Whatever the final amount, however, it will still represent tokenism. Positive tokenism is better than negative tokenism, if there is such a thing. But after all the flurry of excitement (at least in some parochial arts quarters) about Quincy Jones's proposal for a cabinet-level Secretary of the Arts, and the high-profile arts evenings at the White House, it hardly looks like Obama is putting much political muscle behind a serious increase in the Federal government's involvement in the arts. Especially when you consider the minuscule level of a $155 NEA million budget, itself up from the recent past.

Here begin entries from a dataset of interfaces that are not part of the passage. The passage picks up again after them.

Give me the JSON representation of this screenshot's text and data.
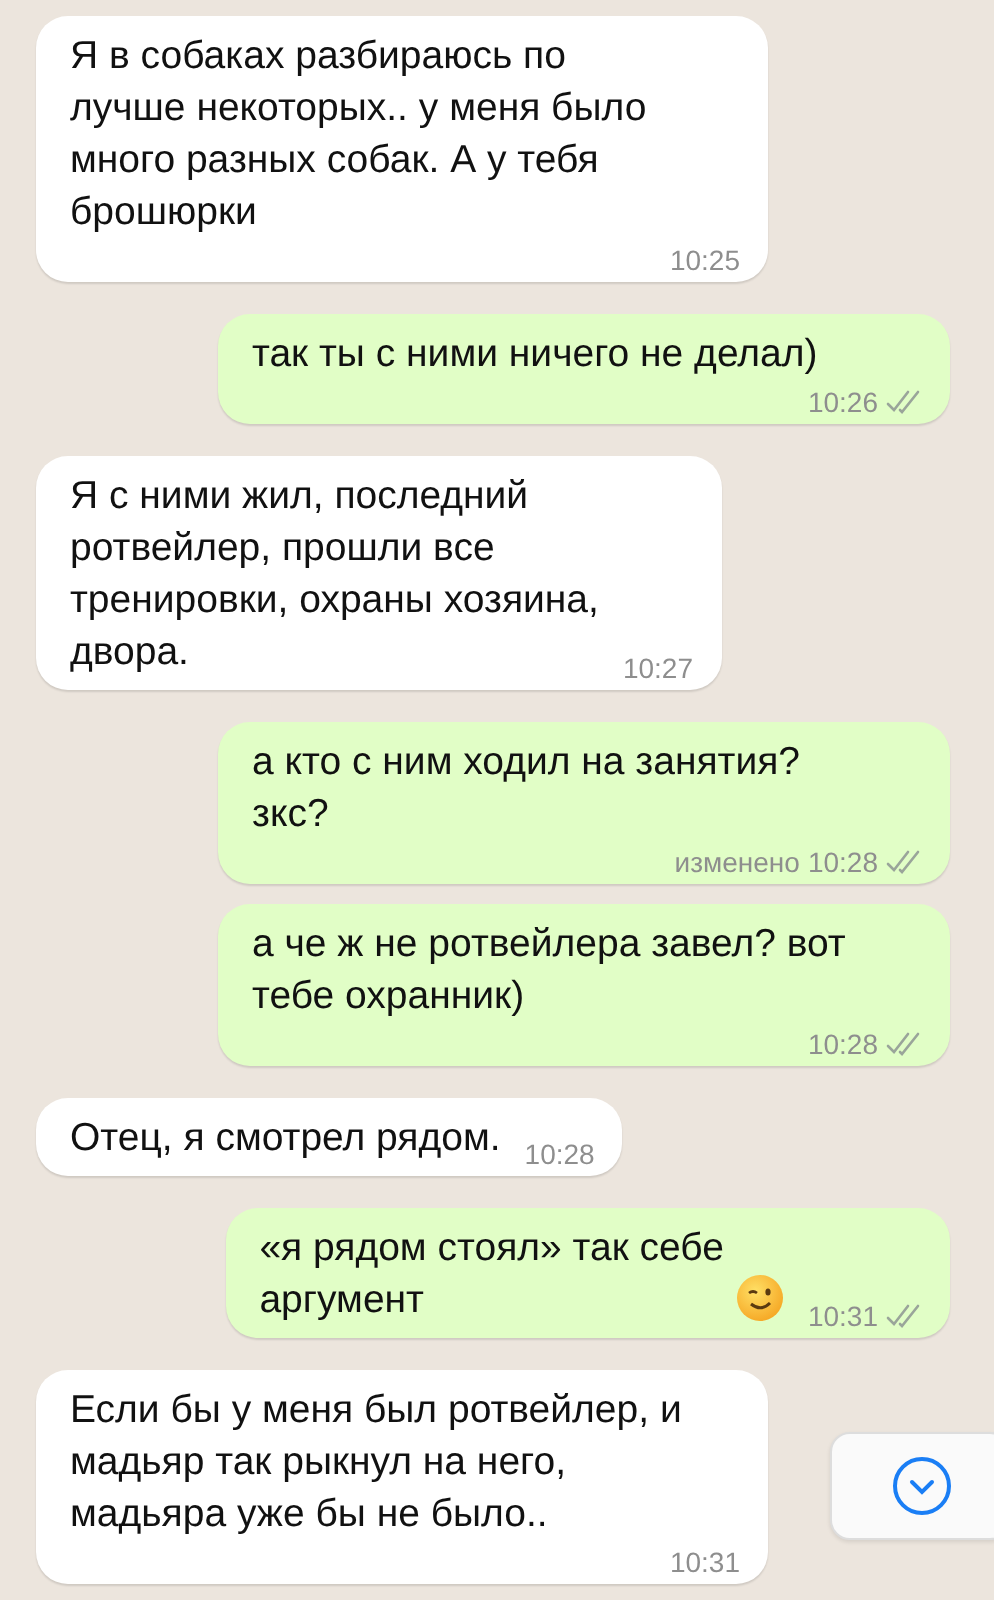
{
  "messages": [
    {
      "kind": "incoming",
      "text": "Я в собаках разбираюсь по\nлучше некоторых.. у меня было\nмного разных собак. А у тебя\nброшюрки",
      "time": "10:25"
    },
    {
      "kind": "outgoing",
      "text": "так ты с ними ничего не делал)",
      "time": "10:26",
      "read": false
    },
    {
      "kind": "incoming",
      "text": "Я с ними жил, последний\nротвейлер, прошли все\nтренировки, охраны хозяина,\nдвора.",
      "time": "10:27"
    },
    {
      "kind": "outgoing",
      "text": "а кто с ним ходил на занятия?\nзкс?",
      "edited_label": "изменено",
      "time": "10:28",
      "read": false
    },
    {
      "kind": "outgoing",
      "text": "а че ж не ротвейлера завел? вот\nтебе охранник)",
      "time": "10:28",
      "read": false
    },
    {
      "kind": "incoming",
      "text": "Отец, я смотрел рядом.",
      "time": "10:28"
    },
    {
      "kind": "outgoing",
      "text": "«я рядом стоял» так себе\nаргумент",
      "has_emoji": true,
      "time": "10:31",
      "read": false
    },
    {
      "kind": "incoming",
      "text": "Если бы у меня был ротвейлер, и\nмадьяр так рыкнул на него,\nмадьяра уже бы не было..",
      "time": "10:31"
    }
  ]
}
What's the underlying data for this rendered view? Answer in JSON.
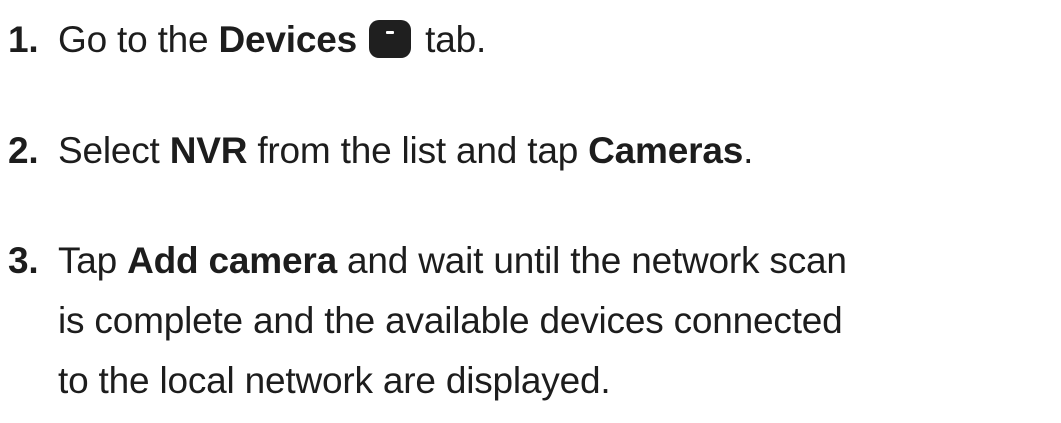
{
  "steps": [
    {
      "number": "1.",
      "parts": {
        "a": "Go to the ",
        "b": "Devices",
        "c": " tab."
      },
      "icon": "devices-tab-icon"
    },
    {
      "number": "2.",
      "parts": {
        "a": "Select ",
        "b": "NVR",
        "c": " from the list and tap ",
        "d": "Cameras",
        "e": "."
      }
    },
    {
      "number": "3.",
      "parts": {
        "a": "Tap ",
        "b": "Add camera",
        "c": " and wait until the network scan",
        "d": "is complete and the available devices connected",
        "e": "to the local network are displayed."
      }
    }
  ]
}
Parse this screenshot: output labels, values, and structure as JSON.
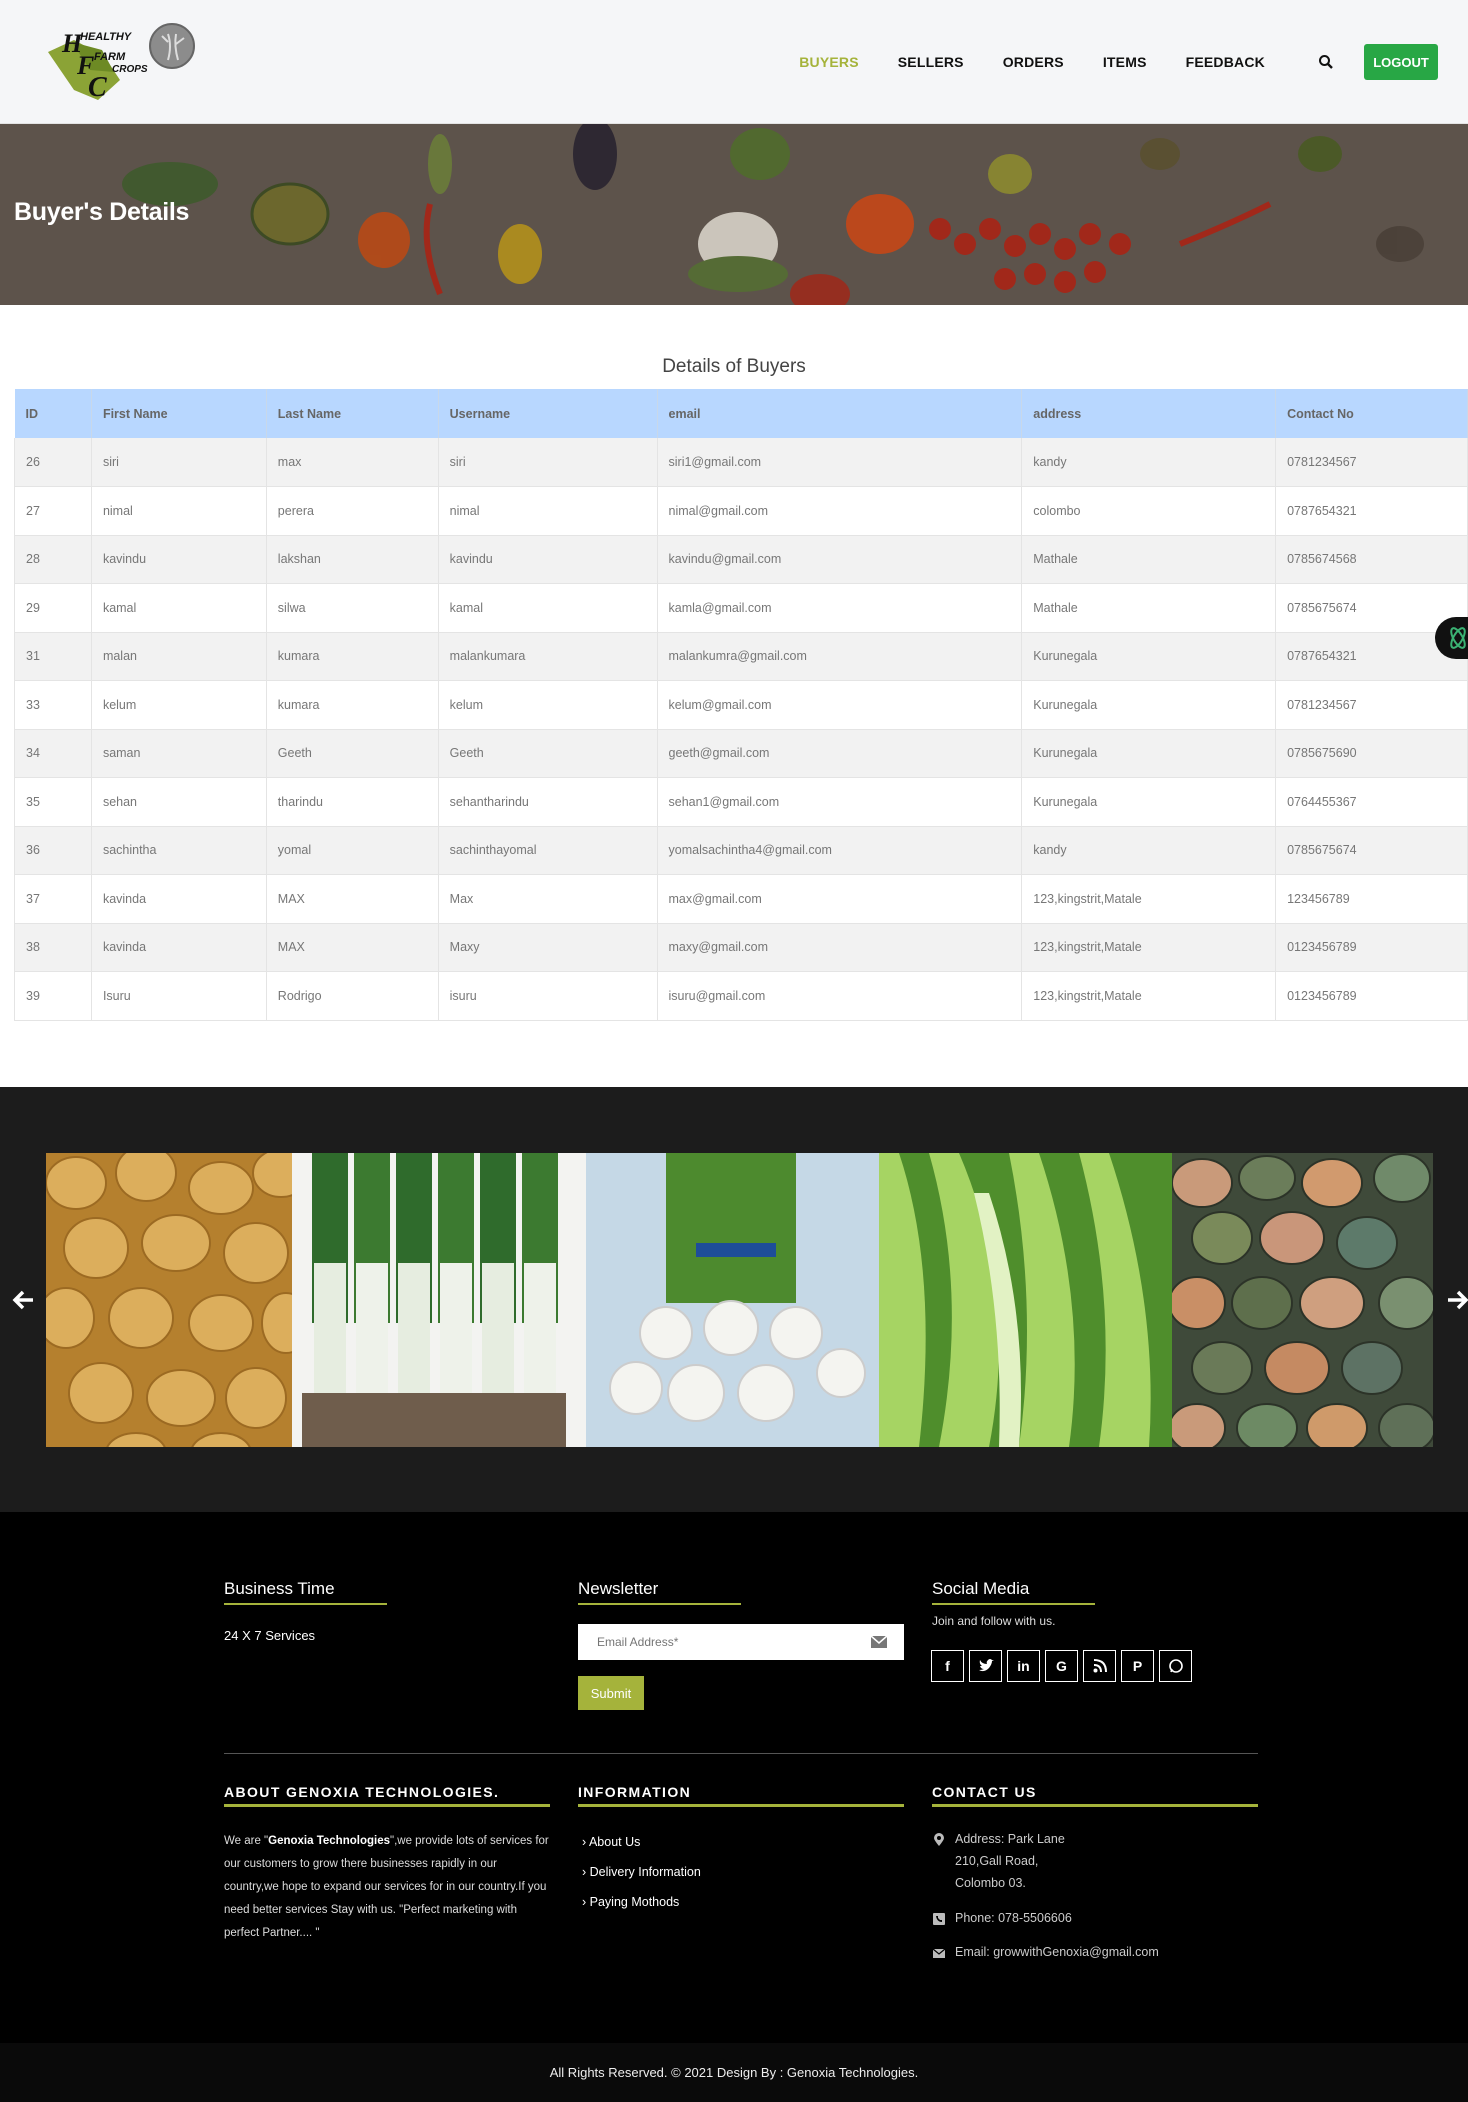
{
  "header": {
    "logo_text": [
      "HEALTHY",
      "FARM",
      "CROPS"
    ],
    "nav": [
      {
        "label": "BUYERS",
        "active": true
      },
      {
        "label": "SELLERS",
        "active": false
      },
      {
        "label": "ORDERS",
        "active": false
      },
      {
        "label": "ITEMS",
        "active": false
      },
      {
        "label": "FEEDBACK",
        "active": false
      }
    ],
    "logout_label": "LOGOUT",
    "accent_color": "#a5b33b",
    "logout_color": "#28a745"
  },
  "banner": {
    "title": "Buyer's Details"
  },
  "table": {
    "caption": "Details of Buyers",
    "header_color": "#b8d7ff",
    "columns": [
      "ID",
      "First Name",
      "Last Name",
      "Username",
      "email",
      "address",
      "Contact No"
    ],
    "rows": [
      [
        "26",
        "siri",
        "max",
        "siri",
        "siri1@gmail.com",
        "kandy",
        "0781234567"
      ],
      [
        "27",
        "nimal",
        "perera",
        "nimal",
        "nimal@gmail.com",
        "colombo",
        "0787654321"
      ],
      [
        "28",
        "kavindu",
        "lakshan",
        "kavindu",
        "kavindu@gmail.com",
        "Mathale",
        "0785674568"
      ],
      [
        "29",
        "kamal",
        "silwa",
        "kamal",
        "kamla@gmail.com",
        "Mathale",
        "0785675674"
      ],
      [
        "31",
        "malan",
        "kumara",
        "malankumara",
        "malankumra@gmail.com",
        "Kurunegala",
        "0787654321"
      ],
      [
        "33",
        "kelum",
        "kumara",
        "kelum",
        "kelum@gmail.com",
        "Kurunegala",
        "0781234567"
      ],
      [
        "34",
        "saman",
        "Geeth",
        "Geeth",
        "geeth@gmail.com",
        "Kurunegala",
        "0785675690"
      ],
      [
        "35",
        "sehan",
        "tharindu",
        "sehantharindu",
        "sehan1@gmail.com",
        "Kurunegala",
        "0764455367"
      ],
      [
        "36",
        "sachintha",
        "yomal",
        "sachinthayomal",
        "yomalsachintha4@gmail.com",
        "kandy",
        "0785675674"
      ],
      [
        "37",
        "kavinda",
        "MAX",
        "Max",
        "max@gmail.com",
        "123,kingstrit,Matale",
        "123456789"
      ],
      [
        "38",
        "kavinda",
        "MAX",
        "Maxy",
        "maxy@gmail.com",
        "123,kingstrit,Matale",
        "0123456789"
      ],
      [
        "39",
        "Isuru",
        "Rodrigo",
        "isuru",
        "isuru@gmail.com",
        "123,kingstrit,Matale",
        "0123456789"
      ]
    ]
  },
  "carousel": {
    "slides": [
      "potatoes",
      "leeks",
      "turnips",
      "lettuce",
      "pumpkins"
    ]
  },
  "footer": {
    "business_time": {
      "heading": "Business Time",
      "text": "24 X 7 Services"
    },
    "newsletter": {
      "heading": "Newsletter",
      "placeholder": "Email Address*",
      "submit": "Submit"
    },
    "social": {
      "heading": "Social Media",
      "text": "Join and follow with us.",
      "icons": [
        "facebook-icon",
        "twitter-icon",
        "linkedin-icon",
        "google-plus-icon",
        "rss-icon",
        "pinterest-icon",
        "whatsapp-icon"
      ]
    },
    "about": {
      "heading": "ABOUT GENOXIA TECHNOLOGIES.",
      "pre": "We are \"",
      "bold": "Genoxia Technologies",
      "post": "\",we provide lots of services for our customers to grow there businesses rapidly in our country,we hope to expand our services for in our country.If you need better services Stay with us. \"Perfect marketing with perfect Partner.... \""
    },
    "information": {
      "heading": "INFORMATION",
      "links": [
        "About Us",
        "Delivery Information",
        "Paying Mothods"
      ]
    },
    "contact": {
      "heading": "CONTACT US",
      "address": [
        "Address: Park Lane",
        "210,Gall Road,",
        "Colombo 03."
      ],
      "phone": "Phone: 078-5506606",
      "email": "Email: growwithGenoxia@gmail.com"
    },
    "copyright": "All Rights Reserved. © 2021 Design By : Genoxia Technologies."
  }
}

Yes, we have the tax-deductible contributions (which have declined in the recession and which Obama suggested might be trimmed back) that are supposed to compensate for shrunken national public support, even as the states eliminate or zero out their own state arts councils. Yes, even though our system gives disproportionate influence to rich people, the actuality of national culture bureaucrats controlling every aspect of the arts from top to bottom, as in France, has its downside. Maybe, as some have perhaps naively hoped, Landesman only accepted the NEA job in return for a promise of a significant budgetary increase down the line.
Still, Obama has not exactly made the arts a priority, even if he did have an arts component in his platform. Lord knows he has a lot on his plate. Maybe serious attention to the arts will have to wait until the economy recovers or until a lame-duck second term. But so far, it seems to be arts business as usual in Washington, which is precious little business at all.